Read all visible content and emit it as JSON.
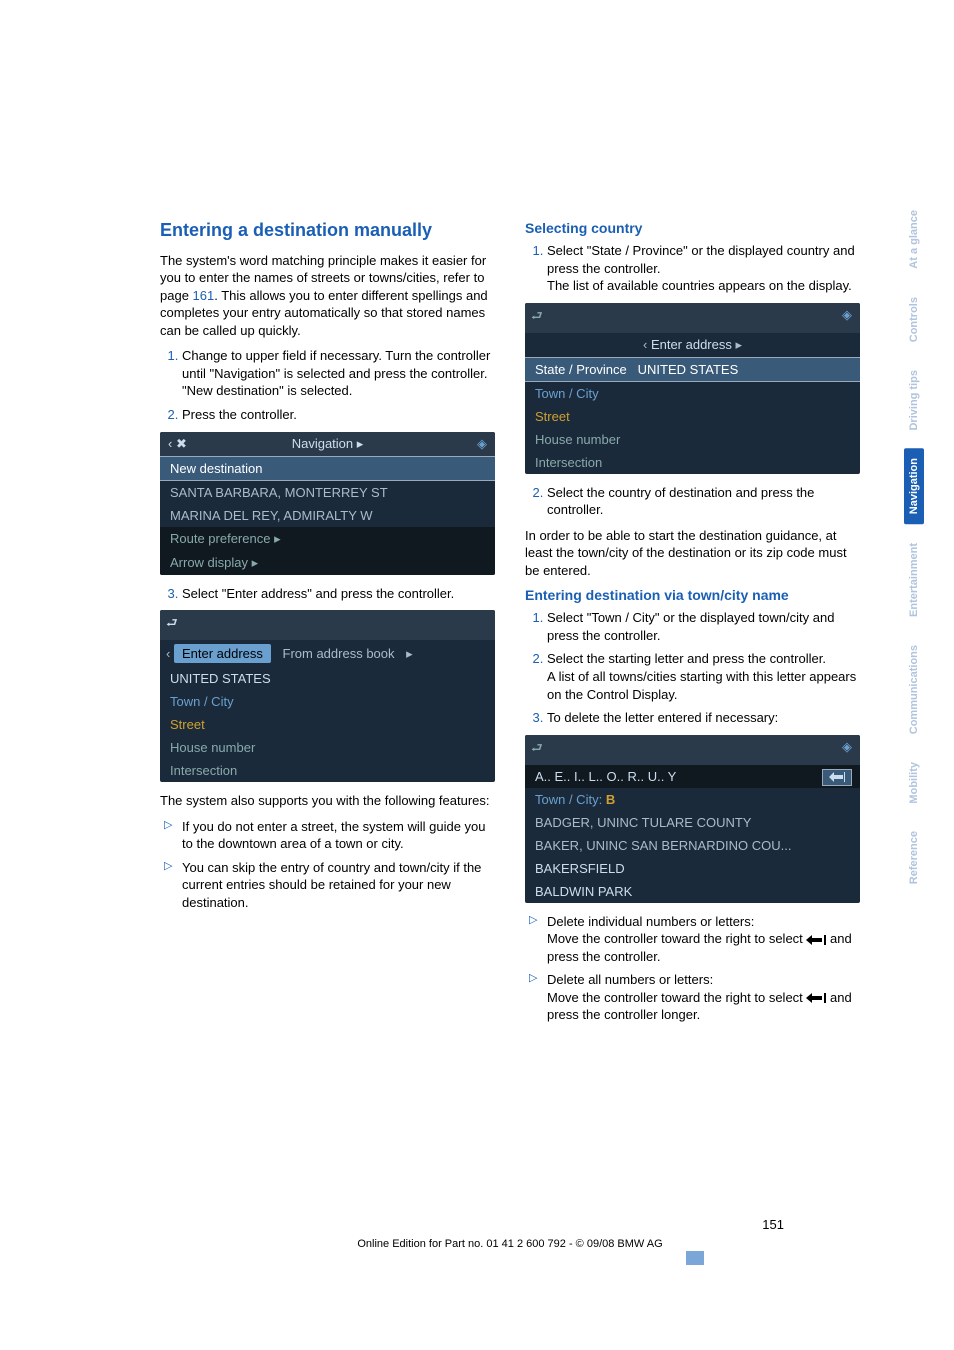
{
  "page_number": "151",
  "footer": "Online Edition for Part no. 01 41 2 600 792 - © 09/08 BMW AG",
  "side_tabs": [
    "At a glance",
    "Controls",
    "Driving tips",
    "Navigation",
    "Entertainment",
    "Communications",
    "Mobility",
    "Reference"
  ],
  "active_tab_index": 3,
  "left": {
    "title": "Entering a destination manually",
    "intro_a": "The system's word matching principle makes it easier for you to enter the names of streets or towns/cities, refer to page ",
    "intro_xref": "161",
    "intro_b": ". This allows you to enter different spellings and completes your entry automatically so that stored names can be called up quickly.",
    "step1_a": "Change to upper field if necessary. Turn the controller until \"Navigation\" is selected and press the controller.",
    "step1_b": "\"New destination\" is selected.",
    "step2": "Press the controller.",
    "shot1": {
      "header": "Navigation",
      "row_sel": "New destination",
      "row2": "SANTA BARBARA, MONTERREY ST",
      "row3": "MARINA DEL REY, ADMIRALTY W",
      "row4": "Route preference ▸",
      "row5": "Arrow display ▸"
    },
    "step3": "Select \"Enter address\" and press the controller.",
    "shot2": {
      "tab1": "Enter address",
      "tab2": "From address book",
      "row1": "UNITED STATES",
      "row2": "Town / City",
      "row3": "Street",
      "row4": "House number",
      "row5": "Intersection"
    },
    "support_intro": "The system also supports you with the following features:",
    "bullet1": "If you do not enter a street, the system will guide you to the downtown area of a town or city.",
    "bullet2": "You can skip the entry of country and town/city if the current entries should be retained for your new destination."
  },
  "right": {
    "h_country": "Selecting country",
    "country_step1_a": "Select \"State / Province\" or the displayed country and press the controller.",
    "country_step1_b": "The list of available countries appears on the display.",
    "shot3": {
      "header": "Enter address",
      "row_sel_label": "State / Province",
      "row_sel_value": "UNITED STATES",
      "row2": "Town / City",
      "row3": "Street",
      "row4": "House number",
      "row5": "Intersection"
    },
    "country_step2": "Select the country of destination and press the controller.",
    "country_note": "In order to be able to start the destination guidance, at least the town/city of the destination or its zip code must be entered.",
    "h_town": "Entering destination via town/city name",
    "town_step1": "Select \"Town / City\" or the displayed town/city and press the controller.",
    "town_step2a": "Select the starting letter and press the controller.",
    "town_step2b": "A list of all towns/cities starting with this letter appears on the Control Display.",
    "town_step3": "To delete the letter entered if necessary:",
    "shot4": {
      "input": "A.. E.. I.. L.. O.. R.. U.. Y",
      "label": "Town / City:",
      "letter": "B",
      "row1": "BADGER, UNINC TULARE COUNTY",
      "row2": "BAKER, UNINC SAN BERNARDINO COU...",
      "row3": "BAKERSFIELD",
      "row4": "BALDWIN PARK"
    },
    "del_bullet1_a": "Delete individual numbers or letters:",
    "del_bullet1_b": "Move the controller toward the right to select ",
    "del_bullet1_c": " and press the controller.",
    "del_bullet2_a": "Delete all numbers or letters:",
    "del_bullet2_b": "Move the controller toward the right to select ",
    "del_bullet2_c": " and press the controller longer."
  }
}
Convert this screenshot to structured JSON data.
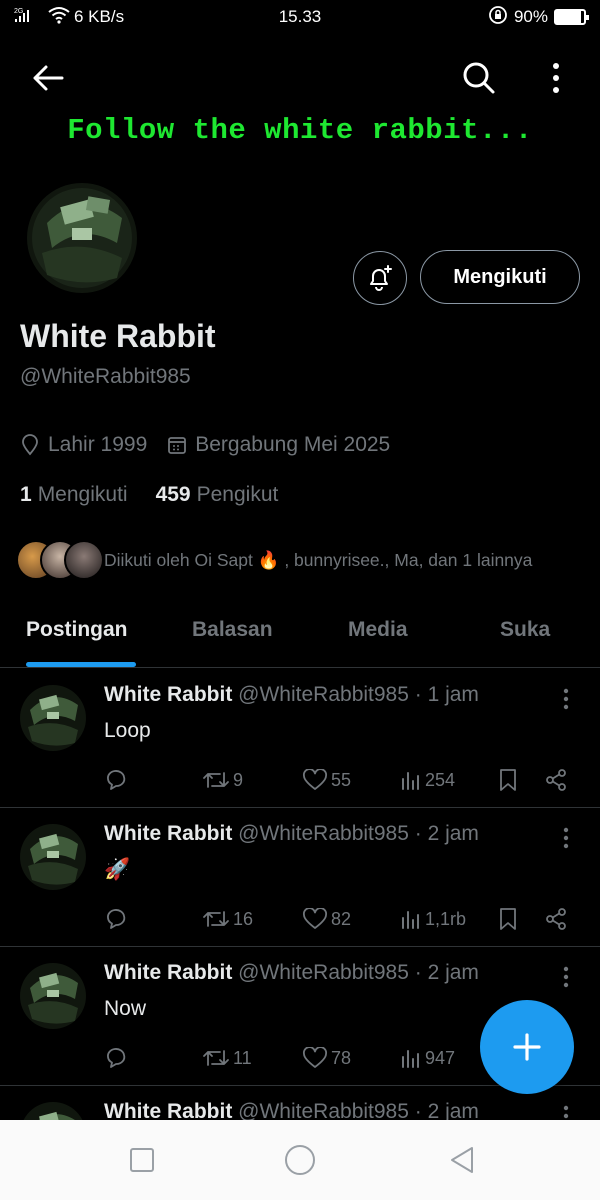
{
  "status_bar": {
    "network": "2G",
    "speed": "6 KB/s",
    "time": "15.33",
    "battery_percent": "90%",
    "battery_level": 0.9
  },
  "banner": {
    "text": "Follow the white rabbit...",
    "text_color": "#1ee831"
  },
  "profile": {
    "display_name": "White Rabbit",
    "handle": "@WhiteRabbit985",
    "following_button": "Mengikuti",
    "birth": "Lahir 1999",
    "joined": "Bergabung Mei 2025",
    "following_count": "1",
    "following_label": "Mengikuti",
    "followers_count": "459",
    "followers_label": "Pengikut",
    "followed_by": "Diikuti oleh Oi Sapt 🔥 , bunnyrisee., Ma, dan 1 lainnya"
  },
  "tabs": [
    {
      "label": "Postingan",
      "active": true
    },
    {
      "label": "Balasan",
      "active": false
    },
    {
      "label": "Media",
      "active": false
    },
    {
      "label": "Suka",
      "active": false
    }
  ],
  "posts": [
    {
      "name": "White Rabbit",
      "handle": "@WhiteRabbit985 · 1 jam",
      "text": "Loop",
      "retweets": "9",
      "likes": "55",
      "views": "254"
    },
    {
      "name": "White Rabbit",
      "handle": "@WhiteRabbit985 · 2 jam",
      "text": "🚀",
      "retweets": "16",
      "likes": "82",
      "views": "1,1rb"
    },
    {
      "name": "White Rabbit",
      "handle": "@WhiteRabbit985 · 2 jam",
      "text": "Now",
      "retweets": "11",
      "likes": "78",
      "views": "947"
    },
    {
      "name": "White Rabbit",
      "handle": "@WhiteRabbit985 · 2 jam",
      "text": "",
      "retweets": "",
      "likes": "",
      "views": ""
    }
  ],
  "colors": {
    "accent": "#1d9bf0",
    "background": "#000000",
    "muted_text": "#71767b",
    "primary_text": "#e7e9ea"
  },
  "icons": {
    "back": "arrow-left-icon",
    "search": "search-icon",
    "more": "more-vertical-icon",
    "bell": "bell-plus-icon",
    "location": "location-pin-icon",
    "calendar": "calendar-icon",
    "reply": "reply-icon",
    "retweet": "retweet-icon",
    "like": "heart-icon",
    "views": "views-icon",
    "bookmark": "bookmark-icon",
    "share": "share-icon",
    "compose": "plus-icon"
  }
}
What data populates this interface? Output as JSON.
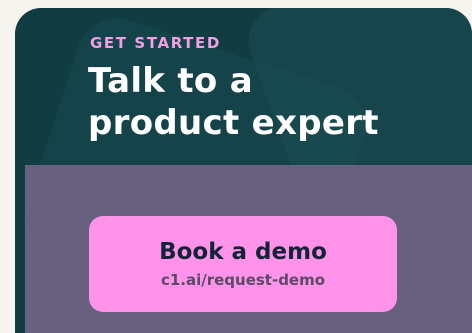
{
  "card": {
    "eyebrow": "GET STARTED",
    "headline_line1": "Talk to a",
    "headline_line2": "product expert",
    "cta_title": "Book a demo",
    "cta_url": "c1.ai/request-demo"
  },
  "colors": {
    "card_background": "#103c42",
    "eyebrow": "#f49ee6",
    "headline": "#ffffff",
    "band": "#67617f",
    "cta_background": "#ff93ea",
    "cta_text": "#15233a"
  }
}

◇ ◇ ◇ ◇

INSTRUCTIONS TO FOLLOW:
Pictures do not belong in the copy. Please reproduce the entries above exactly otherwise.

RESULT OF THIS EXERCISE:
Read all visible content and emit it as JSON.
{
  "page_number": "151",
  "footer": "Online Edition for Part no. 01 41 2 600 792 - © 09/08 BMW AG",
  "side_tabs": [
    "At a glance",
    "Controls",
    "Driving tips",
    "Navigation",
    "Entertainment",
    "Communications",
    "Mobility",
    "Reference"
  ],
  "active_tab_index": 3,
  "left": {
    "title": "Entering a destination manually",
    "intro_a": "The system's word matching principle makes it easier for you to enter the names of streets or towns/cities, refer to page ",
    "intro_xref": "161",
    "intro_b": ". This allows you to enter different spellings and completes your entry automatically so that stored names can be called up quickly.",
    "step1_a": "Change to upper field if necessary. Turn the controller until \"Navigation\" is selected and press the controller.",
    "step1_b": "\"New destination\" is selected.",
    "step2": "Press the controller.",
    "shot1": {
      "header": "Navigation",
      "row_sel": "New destination",
      "row2": "SANTA BARBARA, MONTERREY ST",
      "row3": "MARINA DEL REY, ADMIRALTY W",
      "row4": "Route preference ▸",
      "row5": "Arrow display ▸"
    },
    "step3": "Select \"Enter address\" and press the controller.",
    "shot2": {
      "tab1": "Enter address",
      "tab2": "From address book",
      "row1": "UNITED STATES",
      "row2": "Town / City",
      "row3": "Street",
      "row4": "House number",
      "row5": "Intersection"
    },
    "support_intro": "The system also supports you with the following features:",
    "bullet1": "If you do not enter a street, the system will guide you to the downtown area of a town or city.",
    "bullet2": "You can skip the entry of country and town/city if the current entries should be retained for your new destination."
  },
  "right": {
    "h_country": "Selecting country",
    "country_step1_a": "Select \"State / Province\" or the displayed country and press the controller.",
    "country_step1_b": "The list of available countries appears on the display.",
    "shot3": {
      "header": "Enter address",
      "row_sel_label": "State / Province",
      "row_sel_value": "UNITED STATES",
      "row2": "Town / City",
      "row3": "Street",
      "row4": "House number",
      "row5": "Intersection"
    },
    "country_step2": "Select the country of destination and press the controller.",
    "country_note": "In order to be able to start the destination guidance, at least the town/city of the destination or its zip code must be entered.",
    "h_town": "Entering destination via town/city name",
    "town_step1": "Select \"Town / City\" or the displayed town/city and press the controller.",
    "town_step2a": "Select the starting letter and press the controller.",
    "town_step2b": "A list of all towns/cities starting with this letter appears on the Control Display.",
    "town_step3": "To delete the letter entered if necessary:",
    "shot4": {
      "input": "A.. E.. I.. L.. O.. R.. U.. Y",
      "label": "Town / City:",
      "letter": "B",
      "row1": "BADGER, UNINC TULARE COUNTY",
      "row2": "BAKER, UNINC SAN BERNARDINO COU...",
      "row3": "BAKERSFIELD",
      "row4": "BALDWIN PARK"
    },
    "del_bullet1_a": "Delete individual numbers or letters:",
    "del_bullet1_b": "Move the controller toward the right to select ",
    "del_bullet1_c": " and press the controller.",
    "del_bullet2_a": "Delete all numbers or letters:",
    "del_bullet2_b": "Move the controller toward the right to select ",
    "del_bullet2_c": " and press the controller longer."
  }
}
Convert this screenshot to structured JSON data.
{
  "status_bar": {
    "network": "2G",
    "speed": "6 KB/s",
    "time": "15.33",
    "battery_percent": "90%",
    "battery_level": 0.9
  },
  "banner": {
    "text": "Follow the white rabbit...",
    "text_color": "#1ee831"
  },
  "profile": {
    "display_name": "White Rabbit",
    "handle": "@WhiteRabbit985",
    "following_button": "Mengikuti",
    "birth": "Lahir 1999",
    "joined": "Bergabung Mei 2025",
    "following_count": "1",
    "following_label": "Mengikuti",
    "followers_count": "459",
    "followers_label": "Pengikut",
    "followed_by": "Diikuti oleh Oi Sapt 🔥 , bunnyrisee., Ma, dan 1 lainnya"
  },
  "tabs": [
    {
      "label": "Postingan",
      "active": true
    },
    {
      "label": "Balasan",
      "active": false
    },
    {
      "label": "Media",
      "active": false
    },
    {
      "label": "Suka",
      "active": false
    }
  ],
  "posts": [
    {
      "name": "White Rabbit",
      "handle": "@WhiteRabbit985 · 1 jam",
      "text": "Loop",
      "retweets": "9",
      "likes": "55",
      "views": "254"
    },
    {
      "name": "White Rabbit",
      "handle": "@WhiteRabbit985 · 2 jam",
      "text": "🚀",
      "retweets": "16",
      "likes": "82",
      "views": "1,1rb"
    },
    {
      "name": "White Rabbit",
      "handle": "@WhiteRabbit985 · 2 jam",
      "text": "Now",
      "retweets": "11",
      "likes": "78",
      "views": "947"
    },
    {
      "name": "White Rabbit",
      "handle": "@WhiteRabbit985 · 2 jam",
      "text": "",
      "retweets": "",
      "likes": "",
      "views": ""
    }
  ],
  "colors": {
    "accent": "#1d9bf0",
    "background": "#000000",
    "muted_text": "#71767b",
    "primary_text": "#e7e9ea"
  },
  "icons": {
    "back": "arrow-left-icon",
    "search": "search-icon",
    "more": "more-vertical-icon",
    "bell": "bell-plus-icon",
    "location": "location-pin-icon",
    "calendar": "calendar-icon",
    "reply": "reply-icon",
    "retweet": "retweet-icon",
    "like": "heart-icon",
    "views": "views-icon",
    "bookmark": "bookmark-icon",
    "share": "share-icon",
    "compose": "plus-icon"
  }
}
What data populates this interface? Output as JSON.
{
  "card": {
    "eyebrow": "GET STARTED",
    "headline_line1": "Talk to a",
    "headline_line2": "product expert",
    "cta_title": "Book a demo",
    "cta_url": "c1.ai/request-demo"
  },
  "colors": {
    "card_background": "#103c42",
    "eyebrow": "#f49ee6",
    "headline": "#ffffff",
    "band": "#67617f",
    "cta_background": "#ff93ea",
    "cta_text": "#15233a"
  }
}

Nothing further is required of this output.